"Conditioning" is about speed, agility, HIIT cardio, endurance, explosiveness, and muscle use. Energy, stamina, and get-up-and-go. It is not about strength or strength-training, which is why lots of calisthenics are involved. In a tough conditioning hour, you can never catch your breath so it is intense cardio. Good stuff for life.
I am in the sorry 25% who routinely flunk our Sat. AM calisthenics ("Athletic Conditioning") class. By flunking, I mean being unable to complete the trainer's expectations on at least half of the exercises in the time allowed. I hate failure, so I give it my all and come up short. We 25% are calling ourselves the "Masters Class" and we are all age 45 or more. However, several 50+ and 60+ do make the passing grade. Bravo for them because this sort of thing is great to prevent physical deterioration.
If it were high school or college, we would ask for extra time due to disability but, instead, we do our best and accept the fail. Reality is a bitch. Do better next week, or just give up and rightly despise yourself forever for being a loser.
Details below the fold -
Continue reading "Flunked again: Success is good for ego but failure is good for the soul."
Tuesday, October 10. 2017
Since we're on a month of our push-up challenge, a few ideas:
- go as low as you can
Monday, October 9. 2017
My genius trainer thinks these are ridiculous, but they are a routine part of the calisthenic classes I take. All I can say is that they keep your heart rate up and your body in explosive and fatiguing motion. Basically, explosive jumping jacks.
How many can you do? I can do about 10, not 25.
Thursday, October 5. 2017
Photo is a lady doing guy push-ups
100 is getting easier already. I had to take one day off, though, for "recovery". We did a 3-hour woodsy hill hike instead. Well, now I am doing sets of 15 instead of 10, and next week it will be sets of 20. Raise that efficiency despite the burn. One thing I notice is that the quicker you do them, the better.
Also, I do not do the push-ups on my bench press day. That would not be sensible.
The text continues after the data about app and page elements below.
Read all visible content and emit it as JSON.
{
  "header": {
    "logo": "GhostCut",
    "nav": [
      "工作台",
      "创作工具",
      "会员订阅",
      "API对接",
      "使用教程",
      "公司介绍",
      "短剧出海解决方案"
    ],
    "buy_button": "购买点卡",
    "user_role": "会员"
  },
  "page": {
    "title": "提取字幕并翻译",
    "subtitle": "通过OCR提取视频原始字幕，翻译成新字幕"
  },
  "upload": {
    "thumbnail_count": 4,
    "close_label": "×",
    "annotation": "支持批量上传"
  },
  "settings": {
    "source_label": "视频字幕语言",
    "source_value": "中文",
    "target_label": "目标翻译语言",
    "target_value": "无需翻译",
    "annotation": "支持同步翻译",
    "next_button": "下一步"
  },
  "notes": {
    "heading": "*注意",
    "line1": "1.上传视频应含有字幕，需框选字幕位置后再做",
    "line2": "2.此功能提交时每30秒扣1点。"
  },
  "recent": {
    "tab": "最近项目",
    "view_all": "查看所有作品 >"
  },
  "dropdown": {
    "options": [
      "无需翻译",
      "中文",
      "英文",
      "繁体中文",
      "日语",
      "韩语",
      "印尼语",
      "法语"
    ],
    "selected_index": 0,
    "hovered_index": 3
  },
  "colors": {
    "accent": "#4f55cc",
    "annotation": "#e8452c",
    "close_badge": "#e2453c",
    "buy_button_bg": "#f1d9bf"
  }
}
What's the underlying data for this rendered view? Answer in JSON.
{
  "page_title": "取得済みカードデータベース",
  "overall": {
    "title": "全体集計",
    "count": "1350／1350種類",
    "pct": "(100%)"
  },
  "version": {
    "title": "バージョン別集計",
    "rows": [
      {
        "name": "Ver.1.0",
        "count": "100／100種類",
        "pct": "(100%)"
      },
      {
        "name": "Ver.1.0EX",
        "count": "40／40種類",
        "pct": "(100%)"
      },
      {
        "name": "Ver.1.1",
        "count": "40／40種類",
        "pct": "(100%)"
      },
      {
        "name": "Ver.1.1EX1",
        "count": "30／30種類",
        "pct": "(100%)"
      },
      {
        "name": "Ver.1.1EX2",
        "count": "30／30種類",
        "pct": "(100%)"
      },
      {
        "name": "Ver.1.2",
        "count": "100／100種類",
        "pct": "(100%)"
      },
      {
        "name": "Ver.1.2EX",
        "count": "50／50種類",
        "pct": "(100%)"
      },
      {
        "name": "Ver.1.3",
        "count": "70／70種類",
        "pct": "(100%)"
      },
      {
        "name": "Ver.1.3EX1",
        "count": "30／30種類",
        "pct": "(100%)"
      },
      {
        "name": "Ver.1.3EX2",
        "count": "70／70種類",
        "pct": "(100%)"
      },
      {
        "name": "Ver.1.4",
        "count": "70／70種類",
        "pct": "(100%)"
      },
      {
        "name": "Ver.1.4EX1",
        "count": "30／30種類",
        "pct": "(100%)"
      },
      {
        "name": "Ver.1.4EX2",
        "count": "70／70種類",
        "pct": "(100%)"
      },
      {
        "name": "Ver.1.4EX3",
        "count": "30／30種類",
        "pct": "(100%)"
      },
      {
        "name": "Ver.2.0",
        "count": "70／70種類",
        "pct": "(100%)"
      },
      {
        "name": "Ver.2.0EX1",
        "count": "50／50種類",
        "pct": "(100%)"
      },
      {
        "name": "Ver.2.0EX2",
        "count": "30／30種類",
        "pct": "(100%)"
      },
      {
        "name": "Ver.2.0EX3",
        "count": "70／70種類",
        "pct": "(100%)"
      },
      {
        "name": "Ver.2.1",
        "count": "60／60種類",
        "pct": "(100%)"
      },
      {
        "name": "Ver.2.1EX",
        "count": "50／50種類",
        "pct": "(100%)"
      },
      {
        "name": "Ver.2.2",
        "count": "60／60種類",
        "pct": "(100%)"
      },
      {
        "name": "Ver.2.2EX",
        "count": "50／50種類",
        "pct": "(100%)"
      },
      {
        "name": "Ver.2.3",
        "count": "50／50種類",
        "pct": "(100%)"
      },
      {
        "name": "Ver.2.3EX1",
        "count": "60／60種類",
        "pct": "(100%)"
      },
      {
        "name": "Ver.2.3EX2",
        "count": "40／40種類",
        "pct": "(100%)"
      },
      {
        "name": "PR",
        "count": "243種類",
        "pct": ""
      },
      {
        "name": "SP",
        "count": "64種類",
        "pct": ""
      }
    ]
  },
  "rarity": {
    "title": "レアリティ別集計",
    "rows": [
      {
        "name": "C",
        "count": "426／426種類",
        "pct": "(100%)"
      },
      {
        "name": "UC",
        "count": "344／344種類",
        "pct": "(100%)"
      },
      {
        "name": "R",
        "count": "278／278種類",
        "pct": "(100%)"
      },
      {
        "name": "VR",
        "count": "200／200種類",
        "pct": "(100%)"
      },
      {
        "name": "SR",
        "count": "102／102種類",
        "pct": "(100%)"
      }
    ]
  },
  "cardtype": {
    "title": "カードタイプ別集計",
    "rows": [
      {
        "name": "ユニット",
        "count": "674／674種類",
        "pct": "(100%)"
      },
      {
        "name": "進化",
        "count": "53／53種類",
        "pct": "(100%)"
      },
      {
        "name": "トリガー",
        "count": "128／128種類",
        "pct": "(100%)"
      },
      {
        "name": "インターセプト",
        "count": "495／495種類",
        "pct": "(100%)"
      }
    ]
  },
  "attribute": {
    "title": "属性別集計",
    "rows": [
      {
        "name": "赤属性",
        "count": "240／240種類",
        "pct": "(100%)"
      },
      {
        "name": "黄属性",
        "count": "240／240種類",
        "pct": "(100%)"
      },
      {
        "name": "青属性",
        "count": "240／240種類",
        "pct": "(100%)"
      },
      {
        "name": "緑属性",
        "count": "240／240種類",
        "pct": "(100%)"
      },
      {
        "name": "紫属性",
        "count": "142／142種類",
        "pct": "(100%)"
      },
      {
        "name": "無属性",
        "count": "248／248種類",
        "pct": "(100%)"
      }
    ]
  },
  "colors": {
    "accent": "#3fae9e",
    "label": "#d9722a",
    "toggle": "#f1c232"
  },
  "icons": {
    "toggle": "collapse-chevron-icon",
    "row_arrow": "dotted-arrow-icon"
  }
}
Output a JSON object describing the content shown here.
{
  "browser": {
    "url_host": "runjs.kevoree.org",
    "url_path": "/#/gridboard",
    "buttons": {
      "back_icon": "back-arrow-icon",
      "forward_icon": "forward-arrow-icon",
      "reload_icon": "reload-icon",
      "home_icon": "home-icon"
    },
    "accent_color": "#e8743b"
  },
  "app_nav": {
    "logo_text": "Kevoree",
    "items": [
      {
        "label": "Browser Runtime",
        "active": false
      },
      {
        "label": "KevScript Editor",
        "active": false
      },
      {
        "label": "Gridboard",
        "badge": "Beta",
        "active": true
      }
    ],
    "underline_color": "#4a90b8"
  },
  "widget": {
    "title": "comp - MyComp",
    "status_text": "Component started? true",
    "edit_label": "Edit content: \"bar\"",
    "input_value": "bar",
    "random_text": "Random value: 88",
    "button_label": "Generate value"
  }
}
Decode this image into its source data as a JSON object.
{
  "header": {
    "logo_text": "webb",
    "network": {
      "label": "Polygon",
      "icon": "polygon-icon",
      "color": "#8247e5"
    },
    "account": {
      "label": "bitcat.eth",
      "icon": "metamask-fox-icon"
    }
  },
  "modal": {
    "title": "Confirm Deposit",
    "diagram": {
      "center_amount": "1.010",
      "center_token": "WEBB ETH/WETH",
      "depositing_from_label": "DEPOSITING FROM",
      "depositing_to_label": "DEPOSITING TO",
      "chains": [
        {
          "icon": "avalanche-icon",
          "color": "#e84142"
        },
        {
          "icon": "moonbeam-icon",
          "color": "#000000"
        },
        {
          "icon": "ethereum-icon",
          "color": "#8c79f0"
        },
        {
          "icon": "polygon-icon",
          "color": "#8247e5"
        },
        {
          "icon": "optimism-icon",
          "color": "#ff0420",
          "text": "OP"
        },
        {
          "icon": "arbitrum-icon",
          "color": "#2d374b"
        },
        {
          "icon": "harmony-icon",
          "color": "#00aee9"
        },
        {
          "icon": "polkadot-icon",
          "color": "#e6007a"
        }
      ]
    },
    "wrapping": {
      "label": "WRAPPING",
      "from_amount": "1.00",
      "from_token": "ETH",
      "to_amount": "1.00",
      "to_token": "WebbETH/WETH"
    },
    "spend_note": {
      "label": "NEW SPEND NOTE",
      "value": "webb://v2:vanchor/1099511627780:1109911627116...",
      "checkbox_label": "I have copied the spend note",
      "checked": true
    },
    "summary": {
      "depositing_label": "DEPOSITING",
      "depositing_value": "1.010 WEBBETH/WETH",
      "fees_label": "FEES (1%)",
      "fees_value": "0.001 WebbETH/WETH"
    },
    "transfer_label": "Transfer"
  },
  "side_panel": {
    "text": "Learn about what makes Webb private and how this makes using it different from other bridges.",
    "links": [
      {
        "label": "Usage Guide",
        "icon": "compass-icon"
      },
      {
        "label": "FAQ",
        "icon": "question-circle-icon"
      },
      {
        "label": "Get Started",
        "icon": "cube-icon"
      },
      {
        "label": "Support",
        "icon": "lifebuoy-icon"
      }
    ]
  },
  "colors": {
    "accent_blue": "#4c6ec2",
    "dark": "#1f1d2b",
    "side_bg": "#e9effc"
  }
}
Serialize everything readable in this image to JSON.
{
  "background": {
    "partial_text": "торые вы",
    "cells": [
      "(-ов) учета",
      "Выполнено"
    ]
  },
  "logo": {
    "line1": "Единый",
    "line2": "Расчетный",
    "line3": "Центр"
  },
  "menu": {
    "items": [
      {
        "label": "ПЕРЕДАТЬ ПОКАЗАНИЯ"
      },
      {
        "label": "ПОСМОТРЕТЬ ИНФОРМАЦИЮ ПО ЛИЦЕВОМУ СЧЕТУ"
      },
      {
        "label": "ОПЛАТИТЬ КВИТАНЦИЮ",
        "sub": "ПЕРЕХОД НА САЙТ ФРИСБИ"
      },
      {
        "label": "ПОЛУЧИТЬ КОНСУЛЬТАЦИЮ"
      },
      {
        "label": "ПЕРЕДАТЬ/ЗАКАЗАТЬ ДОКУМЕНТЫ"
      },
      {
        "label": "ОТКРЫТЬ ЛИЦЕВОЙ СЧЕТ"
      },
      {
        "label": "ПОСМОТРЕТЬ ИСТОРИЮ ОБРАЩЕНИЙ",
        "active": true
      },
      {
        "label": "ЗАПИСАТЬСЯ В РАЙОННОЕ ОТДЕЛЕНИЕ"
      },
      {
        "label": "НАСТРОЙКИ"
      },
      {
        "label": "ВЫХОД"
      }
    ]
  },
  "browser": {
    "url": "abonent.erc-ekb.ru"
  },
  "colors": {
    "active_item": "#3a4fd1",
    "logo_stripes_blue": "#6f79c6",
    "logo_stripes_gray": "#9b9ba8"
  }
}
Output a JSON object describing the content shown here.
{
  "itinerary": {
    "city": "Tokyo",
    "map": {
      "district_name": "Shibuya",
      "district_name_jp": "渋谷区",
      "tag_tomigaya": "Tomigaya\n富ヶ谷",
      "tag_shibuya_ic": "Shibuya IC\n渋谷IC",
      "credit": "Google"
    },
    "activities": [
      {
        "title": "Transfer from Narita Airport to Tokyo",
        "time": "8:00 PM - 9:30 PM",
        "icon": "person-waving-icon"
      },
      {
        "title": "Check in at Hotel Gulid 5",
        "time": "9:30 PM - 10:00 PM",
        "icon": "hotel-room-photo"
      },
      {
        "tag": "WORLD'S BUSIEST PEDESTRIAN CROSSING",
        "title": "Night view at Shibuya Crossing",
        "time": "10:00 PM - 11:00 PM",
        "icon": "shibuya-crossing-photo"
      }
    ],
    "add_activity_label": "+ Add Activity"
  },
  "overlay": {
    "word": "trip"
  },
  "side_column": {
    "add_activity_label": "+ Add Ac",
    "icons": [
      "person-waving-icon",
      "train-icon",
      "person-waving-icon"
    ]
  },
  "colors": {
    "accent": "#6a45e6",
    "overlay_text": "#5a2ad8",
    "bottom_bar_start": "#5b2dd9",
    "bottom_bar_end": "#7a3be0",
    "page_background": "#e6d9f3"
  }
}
Two years ago, I could hardly do 3 pushups. My shoulder pain problem didn't help (it has improved a lot with exercise), but I was weak too. OK, I do not have a muscular build but I am somewhat fit for my age and build at this point. Plenty of guys my age are fitter than me and I still suck and can't do pull ups. My goal for this 100/day challenge is to do 50 in one set with good form. I'll be satisfied with that. Or maybe I won't be.
A good part of fitness is that you can pursue it even if you have no special athletic talent and are not highly coordinated. The only sport I can play with any competence at all now is tennis, but fitness can be a sport or hobby of its own and it's good for mental, spiritual, physical, and sexual health. We all want to approach life with as much vigor as we can muster for as long as we can.
How are our readers doing with this game? The gals too. Any cheaters? Any quitters?